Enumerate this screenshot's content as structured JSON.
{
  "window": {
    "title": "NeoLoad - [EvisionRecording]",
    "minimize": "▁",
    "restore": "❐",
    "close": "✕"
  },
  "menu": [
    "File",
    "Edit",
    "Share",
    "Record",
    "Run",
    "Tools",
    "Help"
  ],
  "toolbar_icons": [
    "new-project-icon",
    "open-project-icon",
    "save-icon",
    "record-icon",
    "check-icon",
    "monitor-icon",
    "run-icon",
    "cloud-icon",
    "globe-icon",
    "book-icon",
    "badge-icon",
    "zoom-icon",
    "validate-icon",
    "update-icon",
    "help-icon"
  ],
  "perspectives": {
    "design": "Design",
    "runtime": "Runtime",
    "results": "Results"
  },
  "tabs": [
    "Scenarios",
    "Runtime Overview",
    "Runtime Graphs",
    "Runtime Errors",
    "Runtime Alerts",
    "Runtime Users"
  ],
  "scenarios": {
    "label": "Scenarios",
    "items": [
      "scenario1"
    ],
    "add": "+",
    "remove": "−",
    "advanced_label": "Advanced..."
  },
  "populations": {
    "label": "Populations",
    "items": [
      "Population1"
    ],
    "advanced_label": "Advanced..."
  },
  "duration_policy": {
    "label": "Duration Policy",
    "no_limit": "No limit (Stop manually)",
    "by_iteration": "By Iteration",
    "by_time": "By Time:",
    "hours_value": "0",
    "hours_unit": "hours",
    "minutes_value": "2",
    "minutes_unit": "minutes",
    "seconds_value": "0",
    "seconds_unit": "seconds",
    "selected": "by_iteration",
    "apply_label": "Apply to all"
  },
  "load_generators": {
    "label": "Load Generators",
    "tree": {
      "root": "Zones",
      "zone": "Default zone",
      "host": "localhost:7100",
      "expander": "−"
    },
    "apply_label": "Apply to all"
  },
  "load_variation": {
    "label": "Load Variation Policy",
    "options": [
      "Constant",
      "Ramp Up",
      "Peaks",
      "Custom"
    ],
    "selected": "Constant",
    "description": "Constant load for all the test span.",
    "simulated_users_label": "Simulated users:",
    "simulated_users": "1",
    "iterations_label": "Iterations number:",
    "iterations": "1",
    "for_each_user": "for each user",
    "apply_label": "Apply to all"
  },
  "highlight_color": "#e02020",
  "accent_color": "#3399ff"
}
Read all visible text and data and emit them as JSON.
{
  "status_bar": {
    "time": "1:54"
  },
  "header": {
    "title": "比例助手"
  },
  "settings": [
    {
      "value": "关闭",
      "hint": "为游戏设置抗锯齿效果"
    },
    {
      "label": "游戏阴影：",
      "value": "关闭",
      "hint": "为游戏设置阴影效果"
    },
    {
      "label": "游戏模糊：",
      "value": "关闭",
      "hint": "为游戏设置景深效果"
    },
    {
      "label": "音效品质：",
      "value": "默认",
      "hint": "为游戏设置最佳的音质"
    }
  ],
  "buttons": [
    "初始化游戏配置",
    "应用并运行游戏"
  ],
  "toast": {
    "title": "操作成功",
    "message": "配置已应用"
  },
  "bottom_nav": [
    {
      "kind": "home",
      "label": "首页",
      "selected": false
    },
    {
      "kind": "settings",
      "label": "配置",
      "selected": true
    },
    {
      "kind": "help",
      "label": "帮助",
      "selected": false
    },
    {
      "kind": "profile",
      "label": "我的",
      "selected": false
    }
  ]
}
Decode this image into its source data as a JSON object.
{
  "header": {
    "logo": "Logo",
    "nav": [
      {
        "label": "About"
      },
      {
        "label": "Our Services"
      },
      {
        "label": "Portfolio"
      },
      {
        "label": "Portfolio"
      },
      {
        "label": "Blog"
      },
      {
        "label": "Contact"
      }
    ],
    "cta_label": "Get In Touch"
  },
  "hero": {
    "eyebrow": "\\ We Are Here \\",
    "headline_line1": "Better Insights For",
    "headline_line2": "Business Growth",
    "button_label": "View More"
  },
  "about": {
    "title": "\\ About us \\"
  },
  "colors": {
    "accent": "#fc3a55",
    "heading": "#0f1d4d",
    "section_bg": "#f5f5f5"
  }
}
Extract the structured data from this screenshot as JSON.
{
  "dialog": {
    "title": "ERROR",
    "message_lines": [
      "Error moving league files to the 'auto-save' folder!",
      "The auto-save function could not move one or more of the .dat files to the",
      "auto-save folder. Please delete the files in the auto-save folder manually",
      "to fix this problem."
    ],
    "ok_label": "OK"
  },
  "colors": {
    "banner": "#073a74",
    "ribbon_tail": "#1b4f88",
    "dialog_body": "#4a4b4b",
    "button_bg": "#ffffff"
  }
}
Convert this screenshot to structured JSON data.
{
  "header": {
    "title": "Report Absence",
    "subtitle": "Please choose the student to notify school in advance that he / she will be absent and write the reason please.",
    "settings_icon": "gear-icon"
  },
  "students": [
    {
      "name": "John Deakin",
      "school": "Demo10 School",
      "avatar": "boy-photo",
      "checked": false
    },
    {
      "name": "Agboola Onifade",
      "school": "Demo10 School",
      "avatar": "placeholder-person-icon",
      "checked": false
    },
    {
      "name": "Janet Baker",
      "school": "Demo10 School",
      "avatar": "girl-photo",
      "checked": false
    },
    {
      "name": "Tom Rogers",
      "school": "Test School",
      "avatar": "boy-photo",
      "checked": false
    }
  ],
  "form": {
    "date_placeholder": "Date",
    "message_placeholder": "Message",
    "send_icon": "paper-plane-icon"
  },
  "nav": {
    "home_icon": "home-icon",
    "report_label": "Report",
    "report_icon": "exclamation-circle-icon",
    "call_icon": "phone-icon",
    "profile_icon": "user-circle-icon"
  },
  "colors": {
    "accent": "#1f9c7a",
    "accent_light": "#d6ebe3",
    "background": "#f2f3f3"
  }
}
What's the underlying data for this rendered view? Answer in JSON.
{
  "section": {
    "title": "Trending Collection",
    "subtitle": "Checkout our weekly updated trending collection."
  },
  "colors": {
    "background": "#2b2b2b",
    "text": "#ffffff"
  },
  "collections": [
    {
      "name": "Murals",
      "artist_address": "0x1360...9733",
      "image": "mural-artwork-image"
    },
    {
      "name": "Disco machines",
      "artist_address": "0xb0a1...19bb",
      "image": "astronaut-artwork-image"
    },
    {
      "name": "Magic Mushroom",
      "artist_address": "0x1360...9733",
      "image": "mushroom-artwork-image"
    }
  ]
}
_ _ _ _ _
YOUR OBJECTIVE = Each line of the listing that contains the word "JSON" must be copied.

SOLUTION TO THIS TASK =
Enumerate this screenshot's content as structured JSON.
Read all visible text and data and emit them as JSON.
Decode this image into its source data as a JSON object.
Extract the structured data from this screenshot as JSON.
Convert this screenshot to structured JSON data.
What's the underlying data for this rendered view? Answer in JSON.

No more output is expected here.